**WHAT TO PRODUCE:** Return a copy of every line in the records that includes the word "header".

___ RECORDS TO PROCESS

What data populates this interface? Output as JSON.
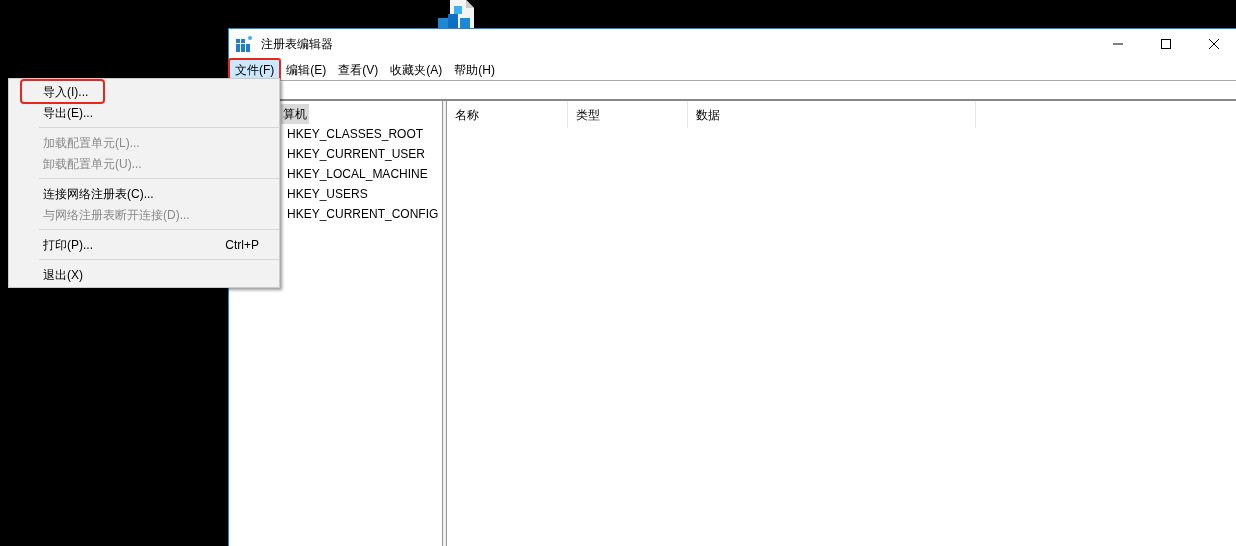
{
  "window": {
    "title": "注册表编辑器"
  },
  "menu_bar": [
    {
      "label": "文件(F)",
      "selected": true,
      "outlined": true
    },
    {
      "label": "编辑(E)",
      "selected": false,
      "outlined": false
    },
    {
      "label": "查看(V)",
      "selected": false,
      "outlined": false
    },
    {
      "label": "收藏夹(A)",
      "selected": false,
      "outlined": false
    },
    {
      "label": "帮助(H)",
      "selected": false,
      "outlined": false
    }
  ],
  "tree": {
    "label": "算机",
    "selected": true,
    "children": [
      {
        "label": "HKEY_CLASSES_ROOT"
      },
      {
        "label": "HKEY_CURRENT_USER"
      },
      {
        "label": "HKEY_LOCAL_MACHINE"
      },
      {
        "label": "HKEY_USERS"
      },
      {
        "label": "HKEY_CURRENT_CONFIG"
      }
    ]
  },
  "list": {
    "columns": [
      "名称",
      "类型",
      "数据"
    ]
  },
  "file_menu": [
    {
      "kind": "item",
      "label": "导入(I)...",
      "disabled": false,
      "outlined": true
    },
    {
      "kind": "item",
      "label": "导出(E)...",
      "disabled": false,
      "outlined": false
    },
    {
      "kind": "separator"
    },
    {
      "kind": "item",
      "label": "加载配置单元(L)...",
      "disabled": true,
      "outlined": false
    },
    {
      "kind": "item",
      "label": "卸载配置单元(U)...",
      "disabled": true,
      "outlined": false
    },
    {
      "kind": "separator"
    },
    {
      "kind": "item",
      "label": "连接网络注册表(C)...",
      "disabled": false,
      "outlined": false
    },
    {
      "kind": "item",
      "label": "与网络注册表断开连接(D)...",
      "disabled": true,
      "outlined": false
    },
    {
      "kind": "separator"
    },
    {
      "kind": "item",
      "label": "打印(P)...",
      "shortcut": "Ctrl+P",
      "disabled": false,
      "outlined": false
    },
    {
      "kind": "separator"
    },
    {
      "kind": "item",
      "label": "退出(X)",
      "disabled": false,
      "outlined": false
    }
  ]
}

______
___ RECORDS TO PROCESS

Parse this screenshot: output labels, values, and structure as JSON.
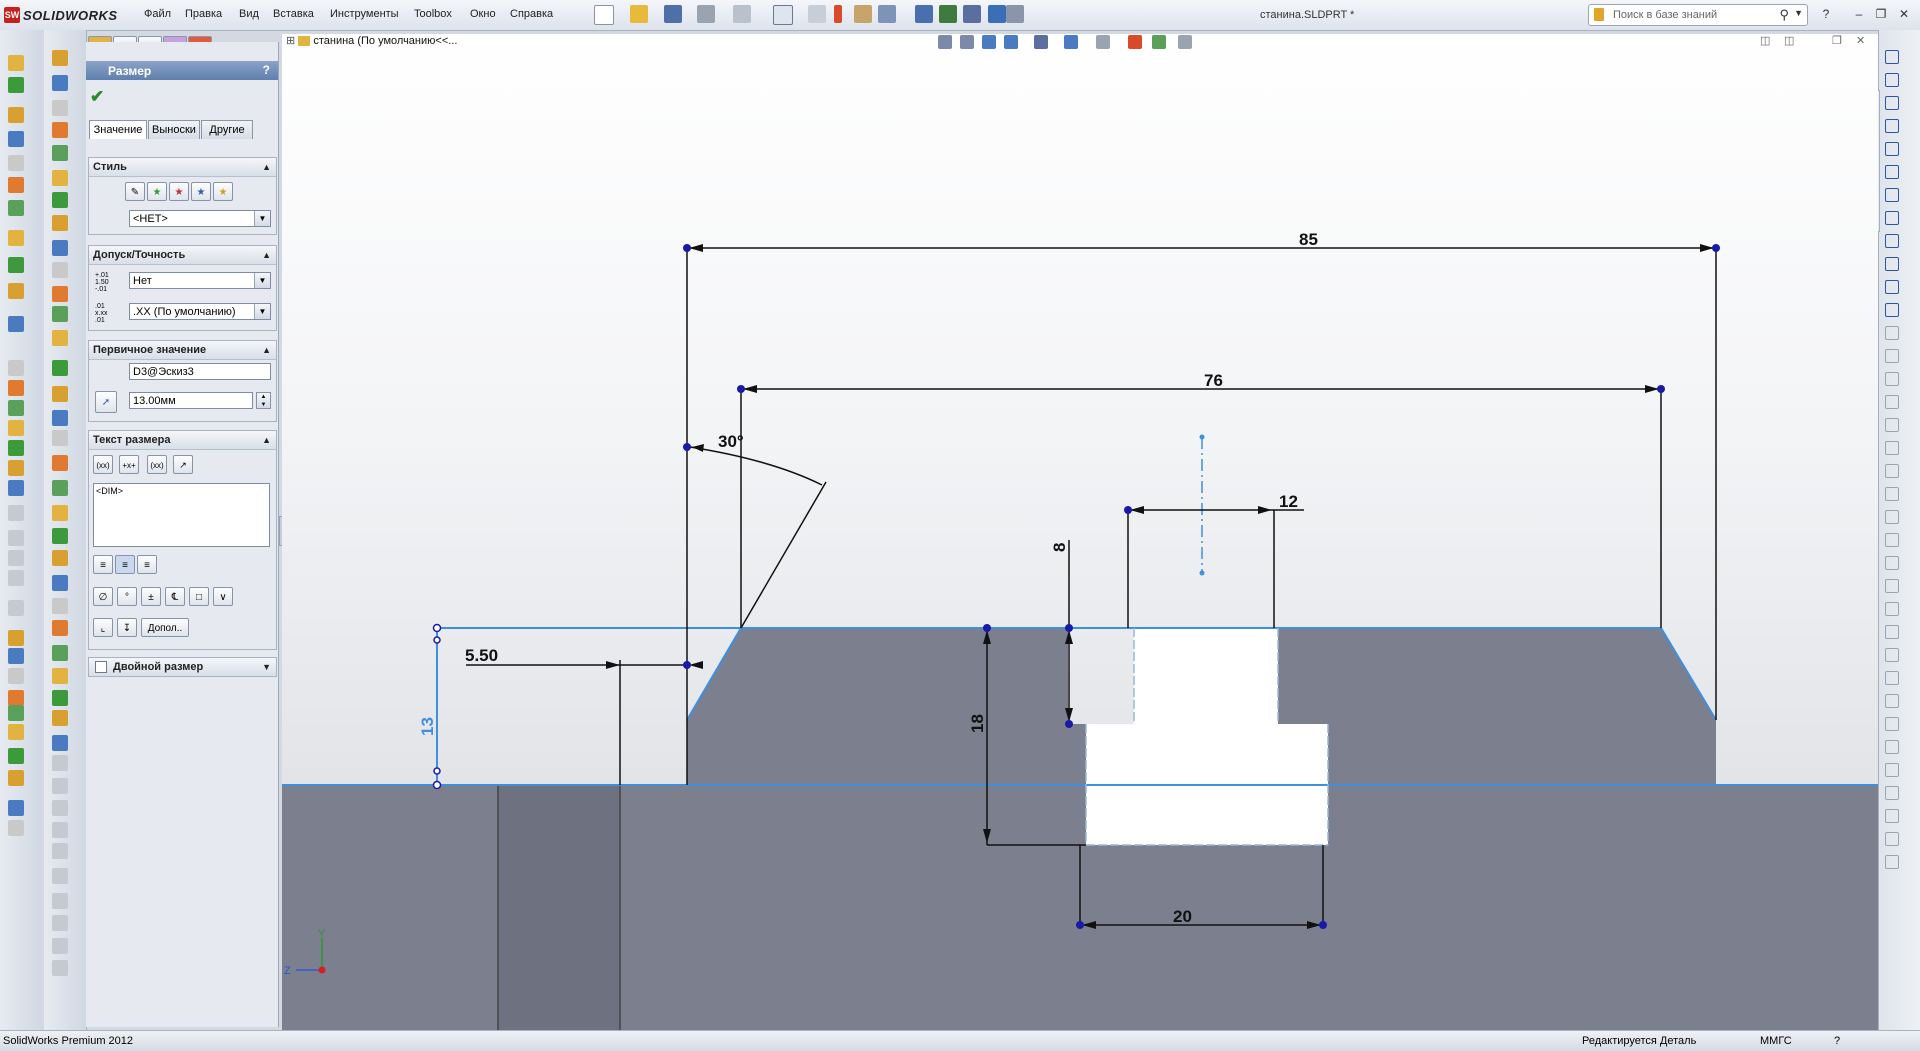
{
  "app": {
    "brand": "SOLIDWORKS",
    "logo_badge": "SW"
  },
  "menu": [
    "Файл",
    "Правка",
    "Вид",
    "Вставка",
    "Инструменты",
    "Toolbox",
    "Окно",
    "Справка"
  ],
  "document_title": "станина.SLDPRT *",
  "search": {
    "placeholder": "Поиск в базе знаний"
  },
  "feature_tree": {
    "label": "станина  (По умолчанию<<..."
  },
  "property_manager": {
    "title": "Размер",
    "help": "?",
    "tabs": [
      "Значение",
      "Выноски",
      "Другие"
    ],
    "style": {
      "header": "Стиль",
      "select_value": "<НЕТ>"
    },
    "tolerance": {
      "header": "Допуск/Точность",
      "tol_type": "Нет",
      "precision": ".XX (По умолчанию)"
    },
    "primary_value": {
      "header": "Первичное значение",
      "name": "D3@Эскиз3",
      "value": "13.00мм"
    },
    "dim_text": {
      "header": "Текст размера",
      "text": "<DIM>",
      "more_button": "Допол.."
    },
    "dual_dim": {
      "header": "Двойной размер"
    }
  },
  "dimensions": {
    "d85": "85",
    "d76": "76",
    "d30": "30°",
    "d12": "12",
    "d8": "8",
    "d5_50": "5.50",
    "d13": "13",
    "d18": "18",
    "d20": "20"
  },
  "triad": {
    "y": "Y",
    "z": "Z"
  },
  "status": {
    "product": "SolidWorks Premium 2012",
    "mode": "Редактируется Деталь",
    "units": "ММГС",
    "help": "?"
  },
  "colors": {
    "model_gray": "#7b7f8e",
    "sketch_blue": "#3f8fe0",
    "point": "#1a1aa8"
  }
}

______
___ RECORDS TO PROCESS

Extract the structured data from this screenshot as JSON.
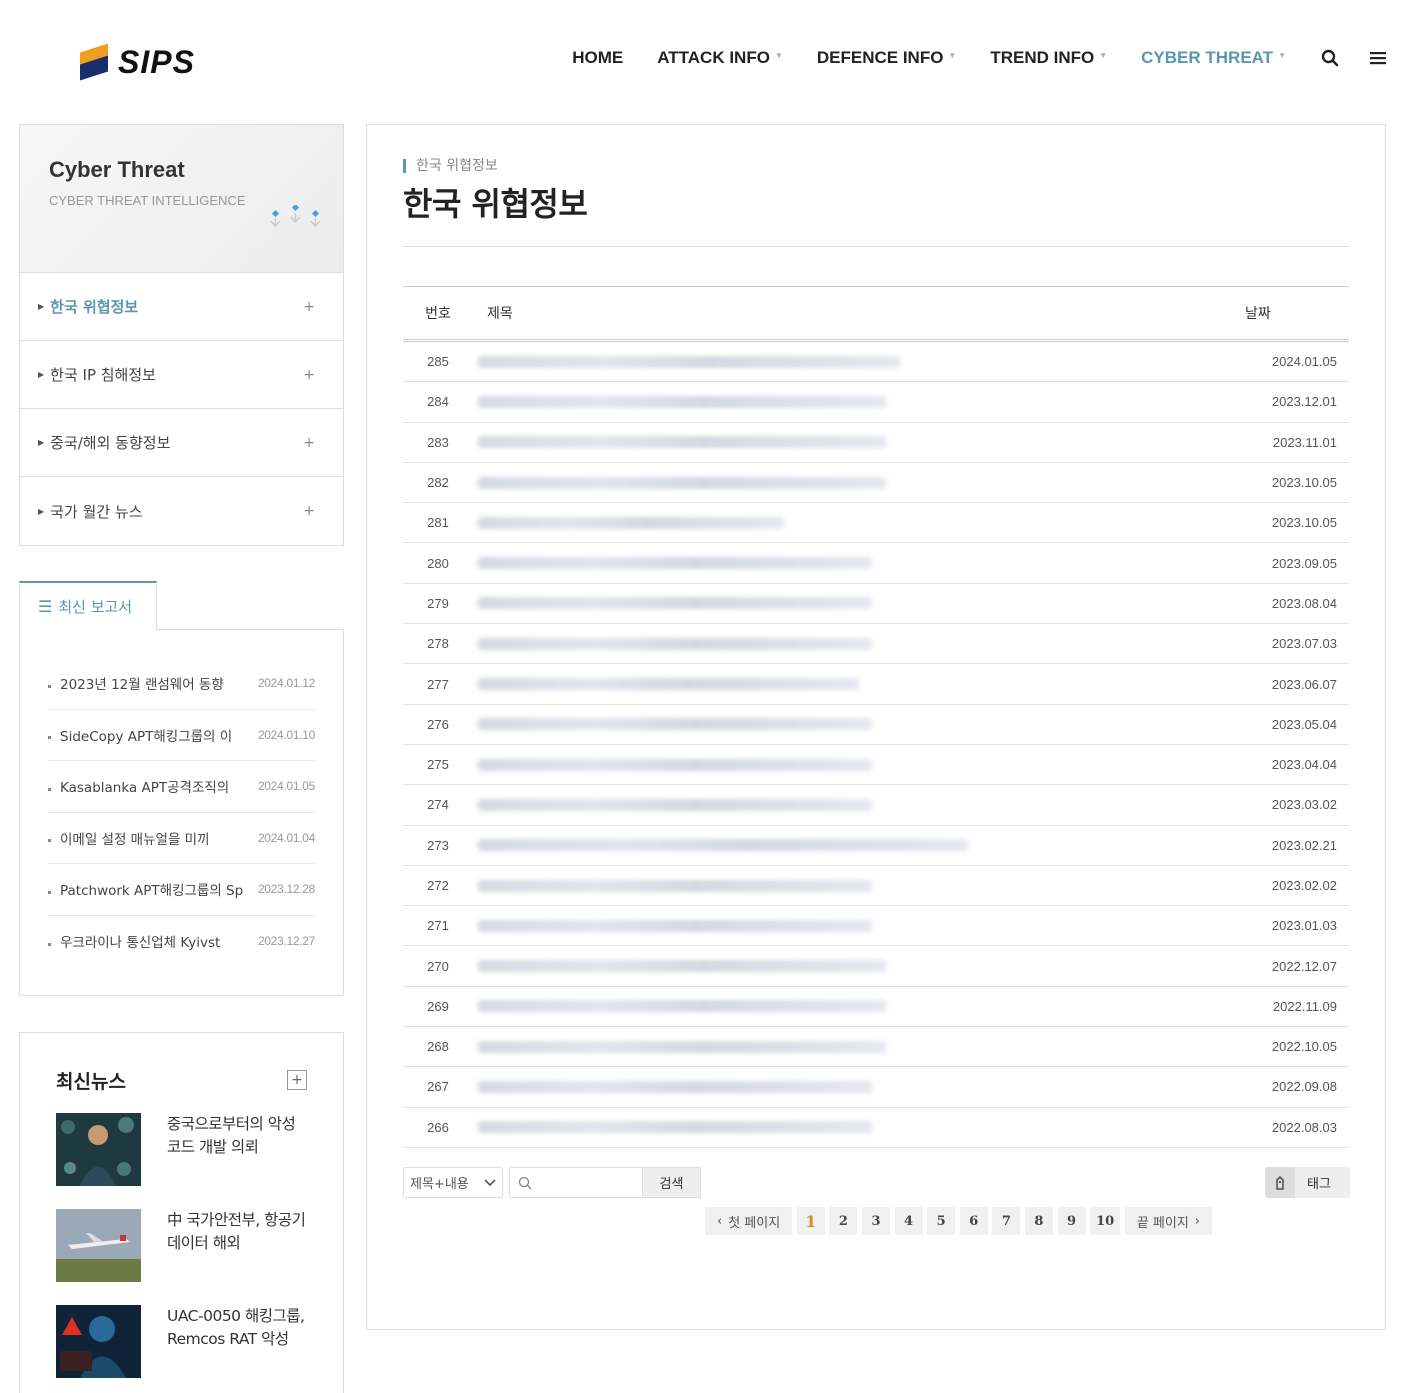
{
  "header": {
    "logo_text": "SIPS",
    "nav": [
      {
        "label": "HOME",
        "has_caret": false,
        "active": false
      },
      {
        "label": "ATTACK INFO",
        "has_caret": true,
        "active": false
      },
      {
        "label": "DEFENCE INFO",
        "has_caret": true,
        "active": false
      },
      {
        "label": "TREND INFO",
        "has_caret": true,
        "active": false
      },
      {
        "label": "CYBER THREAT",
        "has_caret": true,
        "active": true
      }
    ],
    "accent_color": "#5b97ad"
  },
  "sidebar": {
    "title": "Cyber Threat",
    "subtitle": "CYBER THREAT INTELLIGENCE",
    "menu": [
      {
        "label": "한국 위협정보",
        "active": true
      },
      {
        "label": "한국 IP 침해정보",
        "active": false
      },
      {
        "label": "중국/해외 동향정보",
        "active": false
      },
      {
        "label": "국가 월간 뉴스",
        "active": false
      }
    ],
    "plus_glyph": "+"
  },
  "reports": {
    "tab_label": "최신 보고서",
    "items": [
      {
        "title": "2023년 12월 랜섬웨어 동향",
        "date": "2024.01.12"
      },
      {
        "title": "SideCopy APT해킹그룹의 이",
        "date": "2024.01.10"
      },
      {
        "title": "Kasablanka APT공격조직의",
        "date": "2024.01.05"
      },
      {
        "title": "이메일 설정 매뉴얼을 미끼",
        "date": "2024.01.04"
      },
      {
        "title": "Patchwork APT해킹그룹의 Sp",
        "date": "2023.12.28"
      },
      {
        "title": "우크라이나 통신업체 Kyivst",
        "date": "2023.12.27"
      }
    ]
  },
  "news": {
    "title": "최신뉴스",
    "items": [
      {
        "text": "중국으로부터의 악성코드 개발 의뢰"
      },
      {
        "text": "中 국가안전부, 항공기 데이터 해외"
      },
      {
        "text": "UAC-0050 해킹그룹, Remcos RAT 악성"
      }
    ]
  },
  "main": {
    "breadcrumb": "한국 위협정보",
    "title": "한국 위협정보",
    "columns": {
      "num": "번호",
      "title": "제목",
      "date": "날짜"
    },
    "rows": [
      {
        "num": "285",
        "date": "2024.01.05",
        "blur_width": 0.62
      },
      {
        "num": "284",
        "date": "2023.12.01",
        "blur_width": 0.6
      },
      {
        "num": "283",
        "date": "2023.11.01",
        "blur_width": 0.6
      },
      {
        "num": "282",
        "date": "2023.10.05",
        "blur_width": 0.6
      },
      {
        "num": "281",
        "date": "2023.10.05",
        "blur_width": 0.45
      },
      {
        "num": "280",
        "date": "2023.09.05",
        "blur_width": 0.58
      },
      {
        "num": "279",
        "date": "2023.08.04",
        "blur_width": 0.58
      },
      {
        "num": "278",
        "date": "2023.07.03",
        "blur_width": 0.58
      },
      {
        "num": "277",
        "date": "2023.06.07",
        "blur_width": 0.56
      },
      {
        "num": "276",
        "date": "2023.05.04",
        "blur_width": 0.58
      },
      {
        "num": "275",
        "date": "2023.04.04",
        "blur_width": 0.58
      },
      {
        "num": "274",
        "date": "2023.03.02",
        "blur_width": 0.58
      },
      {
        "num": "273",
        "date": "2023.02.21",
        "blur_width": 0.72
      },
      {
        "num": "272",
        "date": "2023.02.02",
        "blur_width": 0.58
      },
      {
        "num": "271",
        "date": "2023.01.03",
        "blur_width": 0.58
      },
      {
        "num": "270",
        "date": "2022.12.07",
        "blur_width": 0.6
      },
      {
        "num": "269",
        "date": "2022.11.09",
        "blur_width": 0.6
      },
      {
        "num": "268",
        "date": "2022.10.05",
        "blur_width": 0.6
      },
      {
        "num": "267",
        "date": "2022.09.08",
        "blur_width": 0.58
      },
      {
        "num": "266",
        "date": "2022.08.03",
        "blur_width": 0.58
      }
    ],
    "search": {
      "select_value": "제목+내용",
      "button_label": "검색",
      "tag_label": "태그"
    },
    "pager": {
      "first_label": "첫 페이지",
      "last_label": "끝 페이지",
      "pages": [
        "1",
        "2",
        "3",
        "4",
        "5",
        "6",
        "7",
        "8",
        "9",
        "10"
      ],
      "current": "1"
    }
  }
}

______

**RESULT BELOW:**
      "header": "Стиль",
      "header": "Допуск/Точность",
      "header": "Первичное значение",
      "header": "Текст размера",
      "header": "Двойной размер"
  "header": {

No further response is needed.